I want to know how to do a problem like this. What steps are taken and why.

I have some function:

$$ \lim_{h\to3} \ \sin{\left(\frac{1}{h-3}\right)} \ e^h \ (h-3)^2 $$

  • $\begingroup$ If you knew the following inequality $\frac{\sin(x)}{x} \leq 1$, could you tackle this problem? $\endgroup$ – Demophilus Jun 8 '17 at 17:29
  • 1
    $\begingroup$ Try drawing a graph of @rt6's solution to see what is really going on here. $\endgroup$ – John Joy Jun 10 '17 at 1:20

We know that $-1\leq \sin(x)\leq 1$ for every $x\in\mathbb{R}$.

It follows then for every value of $h\in \mathbb{R}$ except at $h=3$,

$$-e^h(h-3)^2\leq \sin\left(\frac{1}{h-3}\right)e^h(h-3)^2\leq e^h(h-3)^2$$

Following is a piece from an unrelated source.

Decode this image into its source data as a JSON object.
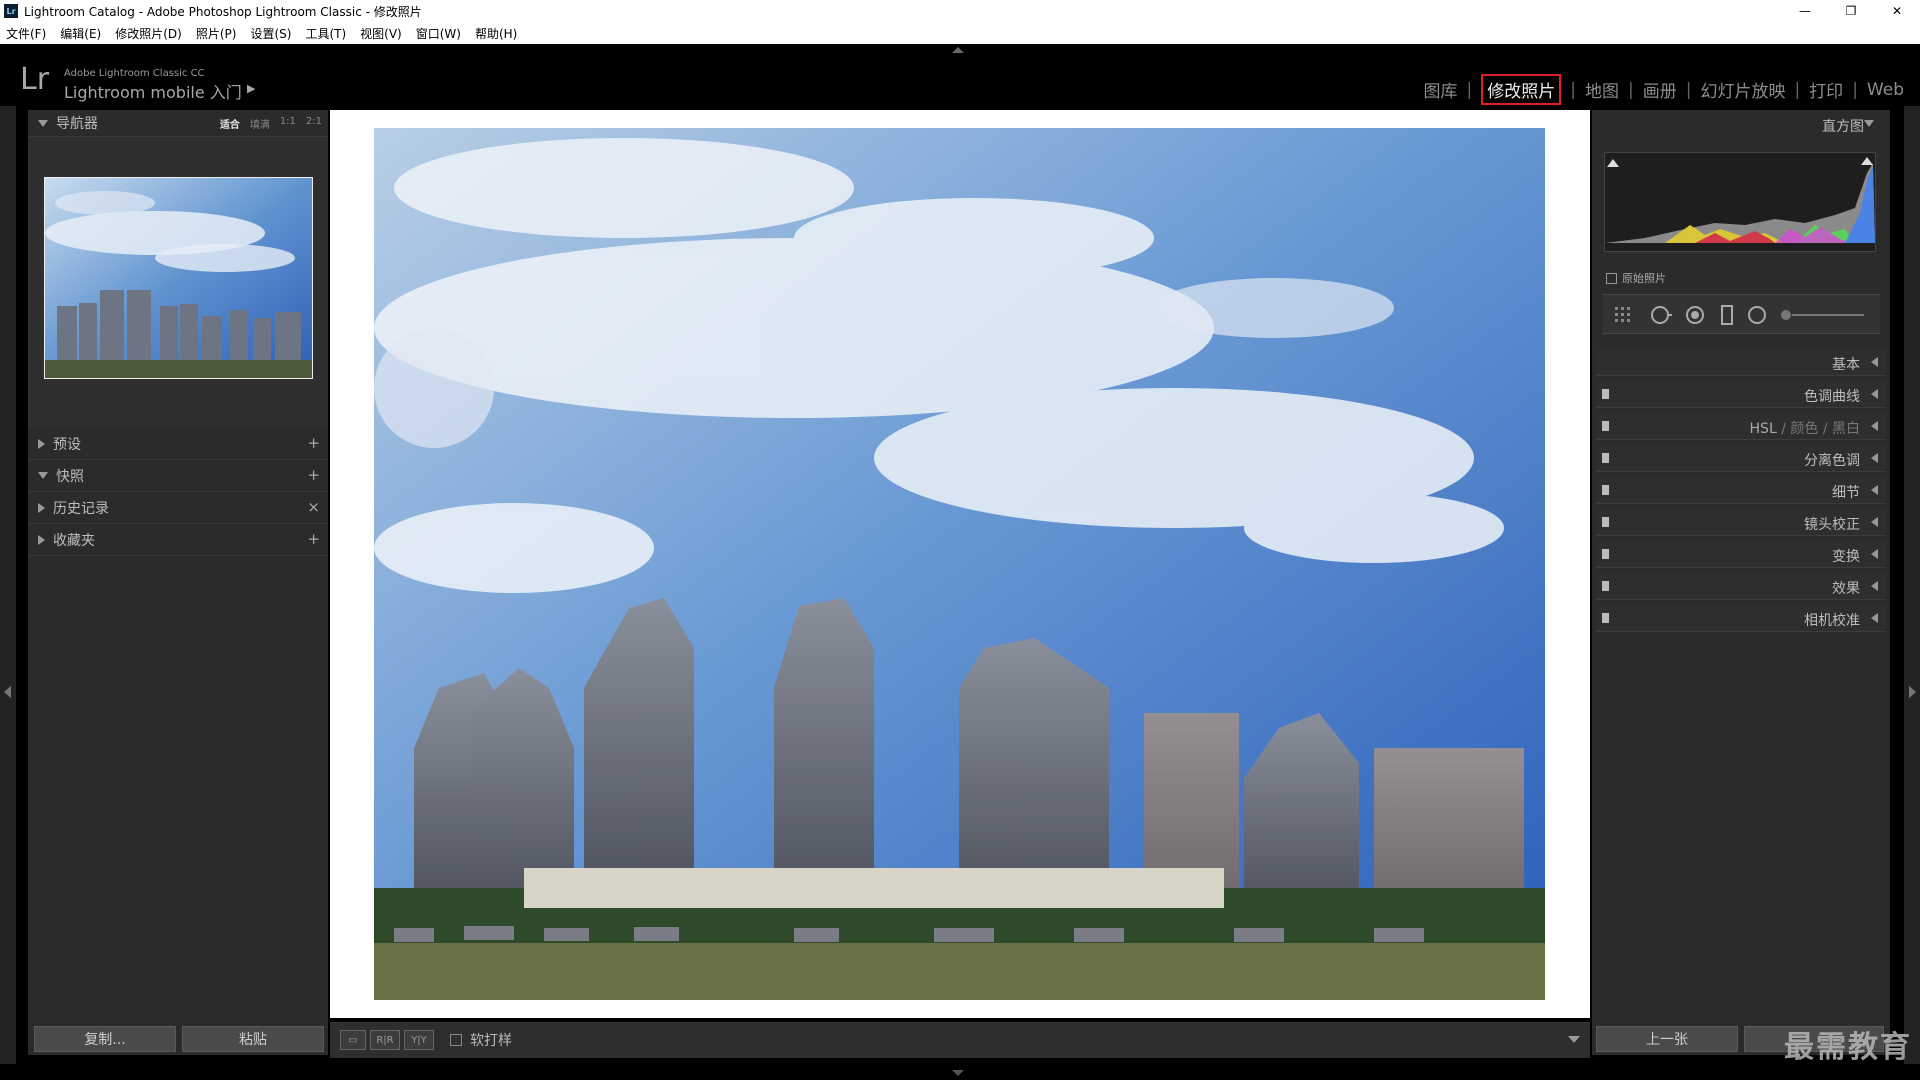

We can now apply the squeeze theorem as $h$ tends to $3$ to obtain that the desired limit is zero.


Your Answer

By clicking “Post Your Answer”, you agree to our terms of service, privacy policy and cookie policy

Not the answer you're looking for? Browse other questions tagged or ask your own question.